"Therefore in law, the applicant had no legal representation when his appeal was heard and dismissed on August 23, 2022," he said.

He explained that the immediate effect of Hisyam's decision to discharge himself, which rendered Najib without effective representation, was that Najib was practically forced to listen to prosecutors telling the court there was ample evidence against him to justify his convictions and sentence.

"On the facts and the law applicable, there is only one conclusion that I can arrive at, and that is, the refusal by the court to grant an adjournment of the main appeals had defeated altogether the applicant’s right to be represented by an effective counsel.

"This warrants a setting aside of the decision by way of review under Rule 137 of the Rules for the reason that it had caused injustice to the applicant for which he had no other effective remedy," he said.

As for whether the earlier panel was unjust in refusing to grant an adjournment of the main appeals, Abdul Rahman said it is pertinent to note there was no allegation, proven or otherwise, that the defence seeking an adjournment of three to four months was a ploy or strategy to delay the hearing.

He said the mere three weeks Hisyam had to prepare was considered insufficient since it was estimated that there were about 30,000 pages of documents in respect of each appeal.

"It was therefore humanly impossible to meaningfully review and digest the documents to be able to formulate their substantive arguments for the main appeals.

Abdul Rahman noted the contention was that Hisyam did the right thing by asking for time to prepare for the main appeals as he would be doing injustice to his client if he had proceeded to submit without adequate preparation, given the seriousness and complexity of the case.

"However the court did not accept such a reason as a valid ground for the grant of an adjournment.

"It was submitted that if at all any blame is to be attributed to anyone, it should be to his lawyers and not the applicant. In my humble opinion that is a fair statement to make.

"There is no justification to make the applicant pay such a heavy price, as the price that he is paying now, for his lawyers’ mistake," he said.

Thus he said the issue is not so much a denial of the applicant’s right to counsel of his choice since he was never denied that right, but whether it was fair in the circumstances to deny his counsel, who had just been appointed barely three weeks before the appeal hearing, an adjournment to better prepare.

He also stated he was making it absolutely clear he was not expressing any opinion or judgment on the propriety of Hisyam’s decision to discharge himself after accepting the brief on such short notice and being unable to argue the main appeals for want of preparation.

Abdul Rahman said it was understood that the Bar Council has commenced an action against Hisyam but stated the move has got nothing to do with Najib whose only interest is to see his lawyer acts in his best interest.

Abdul Rahman said he took an objective view of the overall surrounding circumstances of the case, in particular the fact that Najib was left to fend for himself after his counsel discharged himself.

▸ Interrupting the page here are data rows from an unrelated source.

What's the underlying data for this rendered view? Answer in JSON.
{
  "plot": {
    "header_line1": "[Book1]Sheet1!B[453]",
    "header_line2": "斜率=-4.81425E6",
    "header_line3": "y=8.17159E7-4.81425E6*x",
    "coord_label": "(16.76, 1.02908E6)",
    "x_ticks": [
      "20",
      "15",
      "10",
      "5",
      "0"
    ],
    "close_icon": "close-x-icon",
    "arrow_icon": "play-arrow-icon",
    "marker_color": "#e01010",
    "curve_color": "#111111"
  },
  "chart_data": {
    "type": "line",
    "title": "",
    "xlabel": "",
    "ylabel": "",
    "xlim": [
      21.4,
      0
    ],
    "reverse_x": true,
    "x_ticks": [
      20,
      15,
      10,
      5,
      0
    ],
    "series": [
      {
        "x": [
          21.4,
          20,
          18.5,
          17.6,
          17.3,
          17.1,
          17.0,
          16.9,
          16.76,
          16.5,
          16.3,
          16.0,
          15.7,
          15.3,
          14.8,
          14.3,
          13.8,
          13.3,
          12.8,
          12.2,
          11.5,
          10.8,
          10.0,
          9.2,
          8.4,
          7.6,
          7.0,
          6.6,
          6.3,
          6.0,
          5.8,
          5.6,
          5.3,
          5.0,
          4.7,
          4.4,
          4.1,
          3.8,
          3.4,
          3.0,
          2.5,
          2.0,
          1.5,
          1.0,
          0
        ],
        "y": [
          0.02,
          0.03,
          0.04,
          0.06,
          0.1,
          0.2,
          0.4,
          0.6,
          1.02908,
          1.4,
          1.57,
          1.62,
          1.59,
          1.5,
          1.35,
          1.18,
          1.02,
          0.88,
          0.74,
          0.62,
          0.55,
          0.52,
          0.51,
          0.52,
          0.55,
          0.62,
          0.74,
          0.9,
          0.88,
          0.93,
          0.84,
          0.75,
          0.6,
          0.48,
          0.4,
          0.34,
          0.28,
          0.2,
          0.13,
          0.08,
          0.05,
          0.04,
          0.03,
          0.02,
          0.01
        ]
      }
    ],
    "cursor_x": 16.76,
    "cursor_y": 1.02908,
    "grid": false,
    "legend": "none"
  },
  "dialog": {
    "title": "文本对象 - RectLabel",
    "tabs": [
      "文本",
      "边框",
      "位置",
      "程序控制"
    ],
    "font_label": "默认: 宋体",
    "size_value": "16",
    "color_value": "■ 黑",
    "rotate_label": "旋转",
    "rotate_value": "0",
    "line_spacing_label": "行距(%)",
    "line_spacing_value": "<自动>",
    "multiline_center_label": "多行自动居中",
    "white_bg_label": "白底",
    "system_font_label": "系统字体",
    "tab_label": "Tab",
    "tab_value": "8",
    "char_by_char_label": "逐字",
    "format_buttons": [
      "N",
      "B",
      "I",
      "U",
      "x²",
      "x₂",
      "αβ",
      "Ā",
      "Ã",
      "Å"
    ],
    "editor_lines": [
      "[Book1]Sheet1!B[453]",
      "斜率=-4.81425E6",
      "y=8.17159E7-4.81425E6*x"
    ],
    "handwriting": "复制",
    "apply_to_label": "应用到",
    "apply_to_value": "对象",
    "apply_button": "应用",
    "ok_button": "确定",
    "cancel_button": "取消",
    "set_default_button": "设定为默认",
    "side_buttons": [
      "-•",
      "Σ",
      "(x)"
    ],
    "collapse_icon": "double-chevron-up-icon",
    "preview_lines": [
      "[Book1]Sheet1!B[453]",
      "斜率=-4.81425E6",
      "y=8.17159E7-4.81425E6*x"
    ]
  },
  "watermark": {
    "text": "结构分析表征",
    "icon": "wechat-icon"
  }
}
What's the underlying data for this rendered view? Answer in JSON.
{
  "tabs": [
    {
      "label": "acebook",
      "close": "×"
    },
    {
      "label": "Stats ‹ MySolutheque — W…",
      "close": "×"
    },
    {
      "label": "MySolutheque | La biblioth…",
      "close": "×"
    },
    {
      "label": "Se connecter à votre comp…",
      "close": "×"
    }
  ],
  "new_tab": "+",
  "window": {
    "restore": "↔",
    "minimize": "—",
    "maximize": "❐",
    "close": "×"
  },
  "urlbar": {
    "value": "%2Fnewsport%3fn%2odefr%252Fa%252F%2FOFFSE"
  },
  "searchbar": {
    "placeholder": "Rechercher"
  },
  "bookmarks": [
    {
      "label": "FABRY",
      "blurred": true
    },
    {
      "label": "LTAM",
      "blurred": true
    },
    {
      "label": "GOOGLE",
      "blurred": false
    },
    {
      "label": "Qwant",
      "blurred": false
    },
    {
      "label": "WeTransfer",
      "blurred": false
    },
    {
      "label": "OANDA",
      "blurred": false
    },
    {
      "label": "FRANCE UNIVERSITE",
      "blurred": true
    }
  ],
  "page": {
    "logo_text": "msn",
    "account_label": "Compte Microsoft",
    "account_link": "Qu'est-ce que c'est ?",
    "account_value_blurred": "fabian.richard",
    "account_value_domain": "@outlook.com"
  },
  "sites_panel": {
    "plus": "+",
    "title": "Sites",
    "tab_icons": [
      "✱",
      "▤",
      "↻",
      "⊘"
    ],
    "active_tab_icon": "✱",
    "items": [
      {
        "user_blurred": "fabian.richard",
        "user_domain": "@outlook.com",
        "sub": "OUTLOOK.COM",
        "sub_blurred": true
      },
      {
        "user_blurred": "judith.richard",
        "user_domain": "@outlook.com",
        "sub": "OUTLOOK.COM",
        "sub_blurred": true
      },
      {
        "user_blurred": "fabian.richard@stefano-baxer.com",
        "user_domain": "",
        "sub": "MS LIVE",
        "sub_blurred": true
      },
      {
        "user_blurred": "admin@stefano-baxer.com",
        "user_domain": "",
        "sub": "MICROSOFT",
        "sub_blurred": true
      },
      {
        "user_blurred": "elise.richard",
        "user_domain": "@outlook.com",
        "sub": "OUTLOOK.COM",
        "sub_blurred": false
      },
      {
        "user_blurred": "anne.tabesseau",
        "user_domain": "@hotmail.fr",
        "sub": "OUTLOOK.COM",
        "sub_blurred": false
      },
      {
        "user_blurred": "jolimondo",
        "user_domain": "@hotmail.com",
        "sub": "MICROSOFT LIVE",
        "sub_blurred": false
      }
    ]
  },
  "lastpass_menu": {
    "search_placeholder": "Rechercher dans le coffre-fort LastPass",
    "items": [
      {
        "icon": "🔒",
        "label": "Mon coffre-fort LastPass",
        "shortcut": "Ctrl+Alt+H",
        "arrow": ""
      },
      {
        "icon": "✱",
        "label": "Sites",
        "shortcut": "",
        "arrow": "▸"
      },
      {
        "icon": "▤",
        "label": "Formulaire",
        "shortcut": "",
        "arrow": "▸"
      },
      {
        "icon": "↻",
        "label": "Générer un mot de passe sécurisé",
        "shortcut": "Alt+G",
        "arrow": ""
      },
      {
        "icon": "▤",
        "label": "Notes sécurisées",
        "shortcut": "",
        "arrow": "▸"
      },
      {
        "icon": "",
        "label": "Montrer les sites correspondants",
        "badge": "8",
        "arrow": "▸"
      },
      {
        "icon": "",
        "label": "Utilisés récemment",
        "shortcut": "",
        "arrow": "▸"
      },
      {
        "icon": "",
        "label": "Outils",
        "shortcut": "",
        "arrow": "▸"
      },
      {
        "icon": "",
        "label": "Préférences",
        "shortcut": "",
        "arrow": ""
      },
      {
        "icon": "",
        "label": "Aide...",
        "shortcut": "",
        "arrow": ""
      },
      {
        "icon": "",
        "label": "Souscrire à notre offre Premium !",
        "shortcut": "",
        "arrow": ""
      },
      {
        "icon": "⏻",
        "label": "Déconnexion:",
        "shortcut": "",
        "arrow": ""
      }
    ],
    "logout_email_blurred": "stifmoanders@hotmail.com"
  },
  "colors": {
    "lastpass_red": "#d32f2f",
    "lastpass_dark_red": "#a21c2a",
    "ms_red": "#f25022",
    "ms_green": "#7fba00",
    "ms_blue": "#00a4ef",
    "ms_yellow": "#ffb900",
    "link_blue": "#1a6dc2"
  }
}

"It is difficult not to agree with the applicant that he was not given a fair hearing by being denied a reasonable opportunity to prepare and to present his case before the court decided on the fate of his appeals, and his personal liberty.

"This is an elementary rule of natural justice, a breach of which would warrant a review under Rule 137 of the Rules," he said.

The defence was led by Tan Sri Muhammad Shafee Abdullah while ad hoc prosecutor Datuk V Sithambaram, deputy public prosecutors Donald Joseph Franklin and Mohd Ashrof Adrin Kamarul appeared for the prosecution.